The future of “community radio” announced
Ofcom has announced proposals for the creation of community radio, a new sector of radio broadcasting for the UK.
Community radio will be a third tier of radio, adding to the mix of services already provided by the BBC and commercial radio sectors. Under the Communications Act 2003, Ofcom is responsible for setting up the licensing and regulatory process for community radio and is undertaking a public consultation on its proposals.
Community radio already exists in countries such as France, Australia, and Ireland. It offers local communities new opportunities to communicate and engage with one another, including offering members of the public the chance to take part in making programmes.

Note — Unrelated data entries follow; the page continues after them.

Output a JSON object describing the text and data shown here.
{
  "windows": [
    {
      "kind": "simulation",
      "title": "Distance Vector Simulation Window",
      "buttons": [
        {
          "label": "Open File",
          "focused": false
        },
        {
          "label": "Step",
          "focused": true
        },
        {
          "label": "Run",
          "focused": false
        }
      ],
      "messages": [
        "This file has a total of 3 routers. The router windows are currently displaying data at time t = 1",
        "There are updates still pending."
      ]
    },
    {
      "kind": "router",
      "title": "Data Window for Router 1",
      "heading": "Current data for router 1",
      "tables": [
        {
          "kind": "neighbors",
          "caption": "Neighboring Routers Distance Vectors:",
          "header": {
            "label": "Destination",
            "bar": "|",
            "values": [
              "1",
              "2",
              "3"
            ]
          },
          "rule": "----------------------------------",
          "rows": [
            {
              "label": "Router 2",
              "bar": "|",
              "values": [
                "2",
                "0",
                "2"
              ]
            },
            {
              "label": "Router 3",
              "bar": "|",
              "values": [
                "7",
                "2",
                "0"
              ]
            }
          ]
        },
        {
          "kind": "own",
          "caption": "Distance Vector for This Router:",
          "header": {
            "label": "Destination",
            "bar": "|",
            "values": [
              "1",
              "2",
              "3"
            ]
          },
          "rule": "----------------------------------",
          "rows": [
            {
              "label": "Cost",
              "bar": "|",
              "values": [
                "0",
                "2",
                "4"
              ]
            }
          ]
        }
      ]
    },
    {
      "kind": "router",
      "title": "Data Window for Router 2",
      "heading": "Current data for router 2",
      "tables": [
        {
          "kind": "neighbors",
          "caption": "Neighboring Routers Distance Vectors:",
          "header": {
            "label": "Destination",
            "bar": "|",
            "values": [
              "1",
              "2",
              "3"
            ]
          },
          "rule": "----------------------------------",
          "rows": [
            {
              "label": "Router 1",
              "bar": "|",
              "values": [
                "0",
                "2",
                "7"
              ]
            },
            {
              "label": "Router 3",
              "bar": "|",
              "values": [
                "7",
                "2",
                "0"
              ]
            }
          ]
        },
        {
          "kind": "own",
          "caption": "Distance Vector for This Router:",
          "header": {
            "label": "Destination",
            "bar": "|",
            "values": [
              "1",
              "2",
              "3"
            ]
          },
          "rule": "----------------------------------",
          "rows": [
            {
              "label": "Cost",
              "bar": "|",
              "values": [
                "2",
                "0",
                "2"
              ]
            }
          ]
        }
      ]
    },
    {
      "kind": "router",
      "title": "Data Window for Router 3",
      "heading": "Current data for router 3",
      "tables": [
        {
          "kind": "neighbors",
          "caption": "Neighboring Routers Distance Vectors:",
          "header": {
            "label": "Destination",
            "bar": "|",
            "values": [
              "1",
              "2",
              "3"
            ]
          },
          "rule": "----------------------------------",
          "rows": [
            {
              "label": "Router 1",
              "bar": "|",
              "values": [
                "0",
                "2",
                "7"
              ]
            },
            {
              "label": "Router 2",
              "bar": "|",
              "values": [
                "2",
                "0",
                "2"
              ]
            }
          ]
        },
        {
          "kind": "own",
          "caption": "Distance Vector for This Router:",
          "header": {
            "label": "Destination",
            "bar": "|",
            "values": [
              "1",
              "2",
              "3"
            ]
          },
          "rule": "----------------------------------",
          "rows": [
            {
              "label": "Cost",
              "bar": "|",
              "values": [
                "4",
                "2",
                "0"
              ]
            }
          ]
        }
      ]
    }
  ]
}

Services are small in scale, operated on a not-for-profit basis, and can have a positive impact on their communities.
Ofcom is seeking views on a number of key issues, including:
Frequency availability – most cities and conurbations are likely to have frequencies for at least one or two community services initially. Community radio stations should typically use frequencies that are not viable for commercial services, to allow both sectors to develop in tandem.
Licensing process ? applicants from anywhere in the UK should be able to apply for a licence. There should be a standard timetable each year, with an annual window of 12 weeks during which applications can be submitted.
Impact on commercial radio Ofcom will be required to take into account the impact of community radio services on commercial radio. Commercial radio stations will be able to comment on applications, and explain any adverse impact. Ofcom could also set a general limit on the share of community stations income from advertising and sponsorship.
Regulation of licensees – a requirement for community radio stations to report annually on their progress.
The Government is also consulting on a draft Community Radio Order. This Order will set the framework for Ofcom’s regulation of the sector.
This is available from the Department for Culture, Media and Sport’s website. It is expected that the draft Community Radio Order will become law in late spring or early summer 2004. This consultation does not prejudge the outcome of that Order and any changes made by Parliament will be reflected in Ofcom’s procedures accordingly.
The full consultation document on The Licensing of Community Radio is available on Ofcom’s website. The closing date for responses is 20 April 2004.